After more than 10 years of warnings by government investigators, the Centers for Medicare & Medicaid Services now has a mandate to remove Social Security numbers from enrollees’ cards — a practice identified as one of the top personal financial threats seniors face today.
CMS states at the top of its own website, “Identity theft is a serious crime that happens when someone uses your personal information without your consent to commit fraud or other crimes.”
The new requirement came embedded in a major Medicare payment reform bill signed into law last week. CMS will have four years to begin issuing new Social Security cards without the numbers, and up to eight years to issue replacement cards to more than 50 million existing enrollees. The $320 million conversion cost will be paid from Medicare trust funds.
Social Security numbers on the Medicare cards will be replaced by a randomly generated identifier, officials say.
The decision comes after an inexplicable decade-long delay in heeding Office of Inspector General warnings that including the numbers on government benefit cards places tens of millions of seniors at risk of identity theft, according to The New York Times. Seven years ago, the Defense Department and the Department of Veterans Affairs started executing “elaborate plans to remove Social Security numbers from their identification cards,” the newspaper reported Monday.

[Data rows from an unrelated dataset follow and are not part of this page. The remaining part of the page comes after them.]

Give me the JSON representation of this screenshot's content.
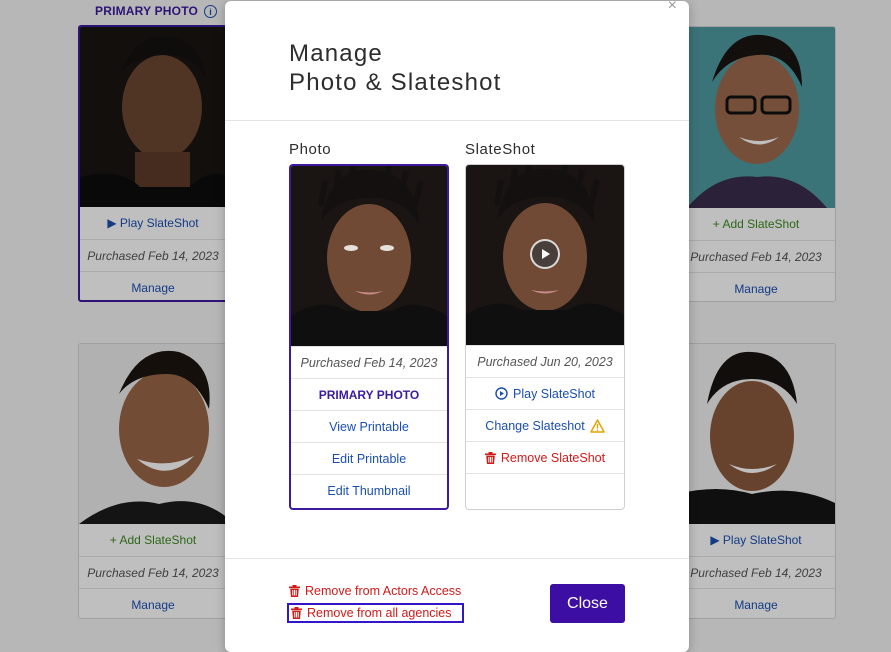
{
  "background": {
    "primary_label": "PRIMARY PHOTO",
    "info_icon": "i",
    "cards": [
      {
        "action": "▶ Play SlateShot",
        "date": "Purchased Feb 14, 2023",
        "manage": "Manage"
      },
      {
        "action": "+ Add SlateShot",
        "date": "Purchased Feb 14, 2023",
        "manage": "Manage"
      },
      {
        "action": "+ Add SlateShot",
        "date": "Purchased Feb 14, 2023",
        "manage": "Manage"
      },
      {
        "action": "▶ Play SlateShot",
        "date": "Purchased Feb 14, 2023",
        "manage": "Manage"
      }
    ]
  },
  "modal": {
    "close_x": "×",
    "title_line1": "Manage",
    "title_line2": "Photo & Slateshot",
    "photo": {
      "heading": "Photo",
      "date": "Purchased Feb 14, 2023",
      "primary": "PRIMARY PHOTO",
      "view_printable": "View Printable",
      "edit_printable": "Edit Printable",
      "edit_thumbnail": "Edit Thumbnail"
    },
    "slate": {
      "heading": "SlateShot",
      "date": "Purchased Jun 20, 2023",
      "play": "Play SlateShot",
      "change": "Change Slateshot",
      "remove": "Remove SlateShot"
    },
    "remove_actors_access": "Remove from Actors Access",
    "remove_all_agencies": "Remove from all agencies",
    "close_button": "Close"
  },
  "colors": {
    "accent_purple": "#3d0ea3",
    "link_blue": "#1a4fb0",
    "danger_red": "#d11a1a",
    "warning_yellow": "#e2a400",
    "add_green": "#3d8a1f"
  },
  "icons": [
    "info-icon",
    "play-circle-icon",
    "warning-icon",
    "trash-icon",
    "close-icon",
    "play-icon"
  ]
}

The impetus for Medicare requiring the change is twofold: a current rash of data hacks and the push to implement electronic health records.

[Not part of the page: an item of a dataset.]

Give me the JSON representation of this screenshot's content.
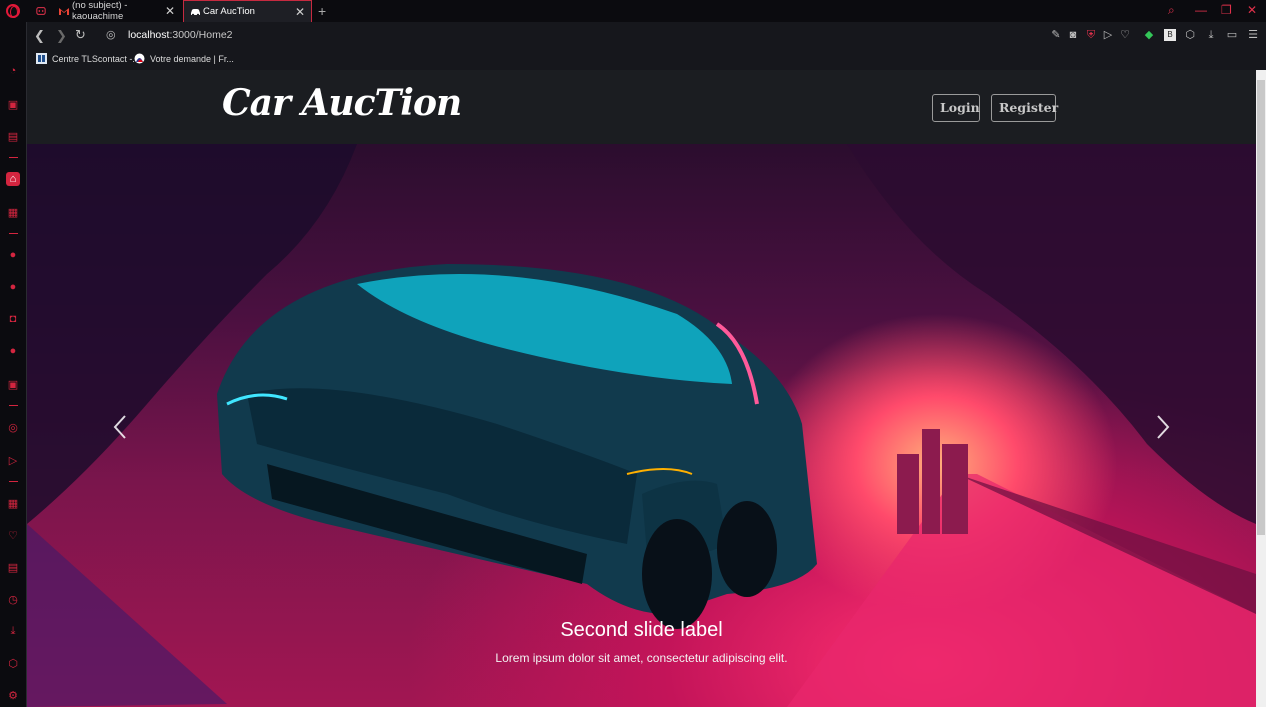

CMS told the Times the bulk of its resources the past two years was being used to repair Healthcare.gov, the website established under the Affordability Care Act.